Thanks for your comment. Leaving aside comparisons with 2017, I’m genuinely curious to know what you think Harris’s “good reasons for concern” are. I wouldn’t want to claim that Harris (who is obviously an intelligent man) never talks good sense. But to turn the matter of concern around, isn’t it reasonable in a pluralist society for people–both religious and non-religious–to be concerned about rhetoric that suggests that certain beliefs–however mainstream and though they do not come into the laboratory–should bar a person from a top scientific post?

Hi Doug,

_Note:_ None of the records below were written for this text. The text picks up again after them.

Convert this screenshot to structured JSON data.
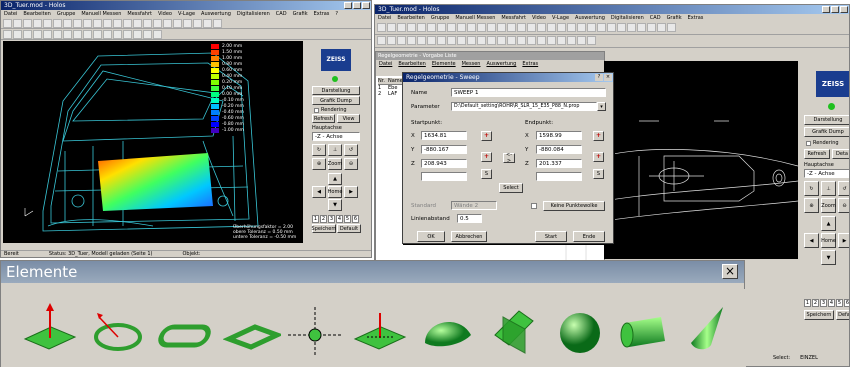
{
  "win1": {
    "title": "3D_Tuer.mod - Holos",
    "menu": [
      "Datei",
      "Bearbeiten",
      "Gruppe",
      "Manuell Messen",
      "Messfahrt",
      "Video",
      "V-Lage",
      "Auswertung",
      "Digitalisieren",
      "CAD",
      "Grafik",
      "Extras",
      "?"
    ],
    "legend": [
      "2.00 mm",
      "1.50 mm",
      "1.00 mm",
      "0.80 mm",
      "0.60 mm",
      "0.40 mm",
      "0.20 mm",
      "0.10 mm",
      "0.00 mm",
      "-0.10 mm",
      "-0.20 mm",
      "-0.40 mm",
      "-0.60 mm",
      "-0.80 mm",
      "-1.00 mm"
    ],
    "legend_colors": [
      "#ff0000",
      "#ff4000",
      "#ff8000",
      "#ffbf00",
      "#ffff00",
      "#bfff00",
      "#80ff00",
      "#40ff40",
      "#00ff80",
      "#00ffbf",
      "#00bfff",
      "#0080ff",
      "#0040ff",
      "#0000ff",
      "#4000c0"
    ],
    "info": [
      "Überhöhungsfaktor = 2.00",
      "obere Toleranz = 0.50 mm",
      "untere Toleranz = -0.50 mm"
    ],
    "status": [
      "Bereit",
      "Status: 3D_Tuer, Modell geladen (Seite 1)",
      "Objekt:"
    ],
    "side": {
      "darstellung": "Darstellung",
      "grafik_dump": "Grafik Dump",
      "rendering": "Rendering",
      "refresh": "Refresh",
      "view": "View",
      "hauptachse": "Hauptachse",
      "achse": "-Z - Achse",
      "zoom": "Zoom",
      "home": "Home",
      "speichern": "Speichern",
      "default": "Default",
      "pages": [
        "1",
        "2",
        "3",
        "4",
        "5",
        "6"
      ]
    }
  },
  "win2": {
    "title": "3D_Tuer.mod - Holos",
    "menu": [
      "Datei",
      "Bearbeiten",
      "Gruppe",
      "Manuell Messen",
      "Messfahrt",
      "Video",
      "V-Lage",
      "Auswertung",
      "Digitalisieren",
      "CAD",
      "Grafik",
      "Extras"
    ],
    "sub_title": "Regelgeometrie - Vorgabe Liste",
    "sub_menu": [
      "Datei",
      "Bearbeiten",
      "Elemente",
      "Messen",
      "Auswertung",
      "Extras"
    ],
    "table_head": [
      "Nr.",
      "Name"
    ],
    "table_rows": [
      [
        "1",
        "Ebe"
      ],
      [
        "2",
        "LAF"
      ]
    ],
    "status": [
      "Select:",
      "EINZEL"
    ],
    "side": {
      "darstellung": "Darstellung",
      "grafik_dump": "Grafik Dump",
      "rendering": "Rendering",
      "refresh": "Refresh",
      "deta": "Deta",
      "hauptachse": "Hauptachse",
      "achse": "-Z - Achse",
      "zoom": "Zoom",
      "home": "Home",
      "speichern": "Speichern",
      "default": "Defa",
      "pages": [
        "1",
        "2",
        "3",
        "4",
        "5",
        "6"
      ]
    }
  },
  "dialog": {
    "title": "Regelgeometrie - Sweep",
    "name_label": "Name",
    "name_value": "SWEEP 1",
    "param_label": "Parameter",
    "param_value": "D:\\Default_setting\\ROHR\\R_SLR_15_E35_P88_N.prop",
    "start_label": "Startpunkt:",
    "end_label": "Endpunkt:",
    "start": {
      "x": "1634.81",
      "y": "-880.167",
      "z": "208.943"
    },
    "end": {
      "x": "1598.99",
      "y": "-880.084",
      "z": "201.337"
    },
    "axes": [
      "X",
      "Y",
      "Z"
    ],
    "select": "Select",
    "standard_label": "Standard",
    "standard_value": "Wände 2",
    "linien_label": "Linienabstand",
    "linien_value": "0.5",
    "kein_label": "Keine Punktewolke",
    "buttons": [
      "OK",
      "Abbrechen",
      "Start",
      "Ende"
    ],
    "s_label": "S",
    "swap": "<->"
  },
  "elemente": {
    "title": "Elemente",
    "close": "×",
    "icons": [
      "plane-icon",
      "circle-icon",
      "slot-icon",
      "rectangle-icon",
      "point-icon",
      "plane-point-icon",
      "sphere-cap-icon",
      "intersect-plane-icon",
      "sphere-icon",
      "cylinder-icon",
      "cone-icon"
    ]
  },
  "zeiss": "ZEISS"
}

I’m grateful for your perspective. With respect to personal attacks and the like, there is always the danger of responding to pettiness in kind. But it might be worth me reiterating the purpose of my study, which is rather different. When I was first asked (five years ago) to lecture on the New Atheism at an academic conference, I decided that what I could offer was 1) a perspective from the history, philosophy and sociology of science and 2) an examination from the standpoint of scholarship on the relationship between science and religion. Just how would the New Atheists look when examined through these lenses? An early hint at how one with both perspectives might characterise the New Atheists can be found in the work of historian of science (and atheist) Michael Ruse, whose comments on the New Atheists are cited in the next instalment. I have approached the New Atheists as I would any other subject in science in the past or present. This involves looking at the data and presenting findings based on this evidence–and hopefully doing so in a fair-minded way. I have identified for examination seven major characteristics of the New Atheists (my list is not meant to be completely exhaustive) and one of them happens to be intolerance. To avoid covering this aspect would be to avoid an important part of the evidence, just as an account of religious history that missed examples of religious intolerance would not provide the complete picture. If we truly want to understand this movement, we need to consider this aspect. I don’t want to delve too much into what will be presented in the next instalment, but I will say this: there are certain valuable take-away messages from an examination of New Atheist intolerance that go beyond the movement itself. So, please do hear me out on this; perhaps what I am doing will make more sense once you’ve read the second piece on intolerance. However, I fully agree that if one were not doing stone cold academic history, but rather was responding to unfair attacks, the best policy is graciousness, a good example and to rise above the pettiness.
I hope that makes sense! If not, please do let me know.
Best wishes,